It’s a high-flying underrated adventure that manages to captivate the audience with convincing visuals and likeable characters. The period-piece feel ads to the atmosphere in a very “Indiana Jones” sort of way. A good chunk of what makes the movie work so well is the attention to details and set design. The premise alone lays the ground work for an exciting ride, and with solid performances from it’s entire cast the set pieces can easily meld into the story, just the way they should. The jet-pack itself offers many opportunities for creative uses of special effects to take center stage. As this movie was made in the early 90s CGI was nowhere near as advanced as it is today. Industrial Light and Magic did a fantastic job in not attempting to show us amazing feats that would have been impossible for them to convincingly show the audience. Also, it should be noted that although not the most colorful, The Rocketeer himself has one of the coolest super hero costumes ever.
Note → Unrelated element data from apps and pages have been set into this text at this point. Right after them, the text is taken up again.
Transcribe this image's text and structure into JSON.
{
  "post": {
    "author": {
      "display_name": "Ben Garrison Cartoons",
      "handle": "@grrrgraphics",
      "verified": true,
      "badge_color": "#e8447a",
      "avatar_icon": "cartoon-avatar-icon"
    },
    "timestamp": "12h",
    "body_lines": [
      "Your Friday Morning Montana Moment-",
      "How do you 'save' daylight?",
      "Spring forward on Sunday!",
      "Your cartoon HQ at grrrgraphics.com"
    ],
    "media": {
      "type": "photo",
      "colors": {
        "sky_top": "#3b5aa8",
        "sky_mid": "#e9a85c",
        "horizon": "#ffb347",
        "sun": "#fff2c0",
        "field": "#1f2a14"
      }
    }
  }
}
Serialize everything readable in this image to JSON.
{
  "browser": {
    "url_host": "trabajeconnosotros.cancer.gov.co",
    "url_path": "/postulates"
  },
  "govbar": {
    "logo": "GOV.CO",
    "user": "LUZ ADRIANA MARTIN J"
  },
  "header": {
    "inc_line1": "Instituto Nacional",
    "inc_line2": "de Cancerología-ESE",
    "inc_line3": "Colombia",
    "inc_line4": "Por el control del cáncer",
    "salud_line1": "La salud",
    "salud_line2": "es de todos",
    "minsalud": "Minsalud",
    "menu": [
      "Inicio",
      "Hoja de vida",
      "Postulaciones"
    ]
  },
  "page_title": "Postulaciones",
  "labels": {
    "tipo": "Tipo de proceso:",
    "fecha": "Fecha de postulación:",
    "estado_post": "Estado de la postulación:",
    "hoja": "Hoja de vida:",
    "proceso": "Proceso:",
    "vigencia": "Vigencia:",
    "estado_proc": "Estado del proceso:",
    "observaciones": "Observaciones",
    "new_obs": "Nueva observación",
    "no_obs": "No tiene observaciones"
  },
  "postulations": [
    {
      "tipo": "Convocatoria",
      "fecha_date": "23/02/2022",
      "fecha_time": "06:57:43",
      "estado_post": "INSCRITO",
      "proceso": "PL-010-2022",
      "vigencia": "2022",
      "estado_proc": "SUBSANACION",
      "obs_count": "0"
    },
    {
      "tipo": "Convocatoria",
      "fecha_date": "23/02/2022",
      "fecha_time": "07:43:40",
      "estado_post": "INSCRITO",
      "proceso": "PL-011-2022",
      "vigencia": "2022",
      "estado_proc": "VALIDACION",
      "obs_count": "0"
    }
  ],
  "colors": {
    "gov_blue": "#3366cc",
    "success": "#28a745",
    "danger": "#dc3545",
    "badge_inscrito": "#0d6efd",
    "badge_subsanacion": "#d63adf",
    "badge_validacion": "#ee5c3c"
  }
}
The past few decades have been filled with various renditions of super hero movies and, with the exception of the Superman franchise, They have relied on the dark nature of comic books in an attempt to convey a sense of seriousness to the film. The Rocketeer, on the other hand, forgoes the dark and gritty and replaces it with an adventurous and almost innocent sort of fun in the face of great peril. The lighter tone was one of the biggest caveats that critics of this movie point out; in my opinion it is one of its many strengths. Few comic book movies strive for a PG rating, but The Rocketeer was able to give us a fun and visually engaging feature that was enjoyable for younger children as well as adults.